1966-67 saw us just pip Margate to the First Division championship, and we beat them 6-0 on aggregate in the two-leg Kent Senior Cup final that year. Dover was now in the top level of non-League football, and we held our own in the Premier Division of the Southern League until relegation in 1977-78. We finished third in 1971-72 behind Chelmsford and Hereford, and again the following season behind Kettering and Yeovil,finishing just two points behind the champions. We won the Kent Senior Cup in 1968, 1971, and 1972, and reached the F.A.Cup First Round in 1971-72 (lost at home to Guildford City in a replay). In 1975-76 we again reached the First Round, drawing 3-3 at Third Division Colchester United, and winning the replay 4-1 after extra time on a most memorable Wednesday evening at Crabble. Colchester have the distinction of being the only Football League side to have been beaten by a Dover team in the F.A.Cup. In the Second Round, we played at Southend United (also from the then Third Division) on a Saturday evening, and we were most unlucky to lose 1-4 in front of 7,696 fans.

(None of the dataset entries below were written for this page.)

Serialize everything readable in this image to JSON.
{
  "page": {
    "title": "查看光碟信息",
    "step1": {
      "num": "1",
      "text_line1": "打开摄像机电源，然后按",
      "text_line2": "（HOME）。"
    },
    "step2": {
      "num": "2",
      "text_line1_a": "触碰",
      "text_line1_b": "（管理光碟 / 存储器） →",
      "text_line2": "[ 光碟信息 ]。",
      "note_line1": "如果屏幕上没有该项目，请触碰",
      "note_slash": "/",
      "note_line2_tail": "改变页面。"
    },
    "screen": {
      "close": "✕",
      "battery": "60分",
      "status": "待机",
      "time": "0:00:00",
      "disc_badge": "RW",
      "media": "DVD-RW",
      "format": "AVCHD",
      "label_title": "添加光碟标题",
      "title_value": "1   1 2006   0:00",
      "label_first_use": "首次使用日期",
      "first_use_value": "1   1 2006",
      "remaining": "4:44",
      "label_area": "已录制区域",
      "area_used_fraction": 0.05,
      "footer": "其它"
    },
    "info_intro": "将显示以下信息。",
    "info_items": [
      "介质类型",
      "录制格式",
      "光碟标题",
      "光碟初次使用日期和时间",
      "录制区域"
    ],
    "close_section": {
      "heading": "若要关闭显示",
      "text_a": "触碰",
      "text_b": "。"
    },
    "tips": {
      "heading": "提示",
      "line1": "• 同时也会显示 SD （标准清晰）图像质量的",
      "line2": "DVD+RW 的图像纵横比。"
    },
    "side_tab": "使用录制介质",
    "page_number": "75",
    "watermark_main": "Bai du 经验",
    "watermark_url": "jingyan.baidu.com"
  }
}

Relegation in 1978 saw us down in the First Division (South) and though we won the championship by 15 points, there was no promotion due to reorganisation of the non-League game. We then went slowly downhill until the club was wound up in 1983, owing a lot of money to the Inland Revenue. Dover reached the F.A.Cup First Round in 1981, losing 0-2 to the then Third Division Oxford United at Crabble. The present dressing room complex was opened that year; previously the teams and officials had to use the top floor of the pavilion on the lower ground. The famous 'Northrop Bridge' was therefore made redundant, though it hadn't actually been used for a few years. After referee Charles Northrop had been attacked following a Kent Senior Cup defeat at the hands of Gravesend in 1953, the K.C.F.A. ordered that some way be found to prevent the players and officials having to walk through the crowd to get on and off the pitch. The bridge was the solution to the problem.
The last match played by Dover F.C. was the Kent Senior Cup final at Gillingham in May 1983. We lost 4-0 to Folkestone, with most of their players having previously played for Dover.
Many famous players have worn the white shirts in the past, but probably the most famous was Peter Broadbent, who went on to play for Brentford, Wolves, and England. Other players who progressed to the Football League were: Barry Rowan(Millwall), Tommy Horsfall(Southend), John O'Mara(Blackburn), Bob Bolder(Liverpool), and Ron Fearon(Reading), among others.